WHAT THE EXERCISE ASKS:
Would you please give all the lines below again, exactly as they stand?

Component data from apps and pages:
:::
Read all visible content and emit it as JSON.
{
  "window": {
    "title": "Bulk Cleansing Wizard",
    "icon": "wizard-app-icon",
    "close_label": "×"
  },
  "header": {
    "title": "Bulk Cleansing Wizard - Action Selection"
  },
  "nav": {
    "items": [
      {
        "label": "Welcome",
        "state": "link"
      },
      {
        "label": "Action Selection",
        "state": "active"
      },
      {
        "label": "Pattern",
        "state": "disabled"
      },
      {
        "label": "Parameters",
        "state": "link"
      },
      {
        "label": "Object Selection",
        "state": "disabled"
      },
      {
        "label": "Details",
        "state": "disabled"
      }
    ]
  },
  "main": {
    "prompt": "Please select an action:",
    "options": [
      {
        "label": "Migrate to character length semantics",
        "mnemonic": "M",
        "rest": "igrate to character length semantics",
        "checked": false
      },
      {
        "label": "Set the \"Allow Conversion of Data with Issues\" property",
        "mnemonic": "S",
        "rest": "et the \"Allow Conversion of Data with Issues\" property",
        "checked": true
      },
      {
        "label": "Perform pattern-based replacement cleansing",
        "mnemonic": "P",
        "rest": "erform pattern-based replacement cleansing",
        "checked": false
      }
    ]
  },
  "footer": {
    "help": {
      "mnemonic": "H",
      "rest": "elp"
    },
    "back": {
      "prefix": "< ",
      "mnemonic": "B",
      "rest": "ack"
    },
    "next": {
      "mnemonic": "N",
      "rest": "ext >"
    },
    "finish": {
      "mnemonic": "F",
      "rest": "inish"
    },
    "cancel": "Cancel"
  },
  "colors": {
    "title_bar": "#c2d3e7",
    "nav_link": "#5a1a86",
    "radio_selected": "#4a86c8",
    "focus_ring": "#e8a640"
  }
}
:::
REPLY:
Read all visible content and emit it as JSON.
{
  "window": {
    "title": "Bulk Cleansing Wizard",
    "icon": "wizard-app-icon",
    "close_label": "×"
  },
  "header": {
    "title": "Bulk Cleansing Wizard - Action Selection"
  },
  "nav": {
    "items": [
      {
        "label": "Welcome",
        "state": "link"
      },
      {
        "label": "Action Selection",
        "state": "active"
      },
      {
        "label": "Pattern",
        "state": "disabled"
      },
      {
        "label": "Parameters",
        "state": "link"
      },
      {
        "label": "Object Selection",
        "state": "disabled"
      },
      {
        "label": "Details",
        "state": "disabled"
      }
    ]
  },
  "main": {
    "prompt": "Please select an action:",
    "options": [
      {
        "label": "Migrate to character length semantics",
        "mnemonic": "M",
        "rest": "igrate to character length semantics",
        "checked": false
      },
      {
        "label": "Set the \"Allow Conversion of Data with Issues\" property",
        "mnemonic": "S",
        "rest": "et the \"Allow Conversion of Data with Issues\" property",
        "checked": true
      },
      {
        "label": "Perform pattern-based replacement cleansing",
        "mnemonic": "P",
        "rest": "erform pattern-based replacement cleansing",
        "checked": false
      }
    ]
  },
  "footer": {
    "help": {
      "mnemonic": "H",
      "rest": "elp"
    },
    "back": {
      "prefix": "< ",
      "mnemonic": "B",
      "rest": "ack"
    },
    "next": {
      "mnemonic": "N",
      "rest": "ext >"
    },
    "finish": {
      "mnemonic": "F",
      "rest": "inish"
    },
    "cancel": "Cancel"
  },
  "colors": {
    "title_bar": "#c2d3e7",
    "nav_link": "#5a1a86",
    "radio_selected": "#4a86c8",
    "focus_ring": "#e8a640"
  }
}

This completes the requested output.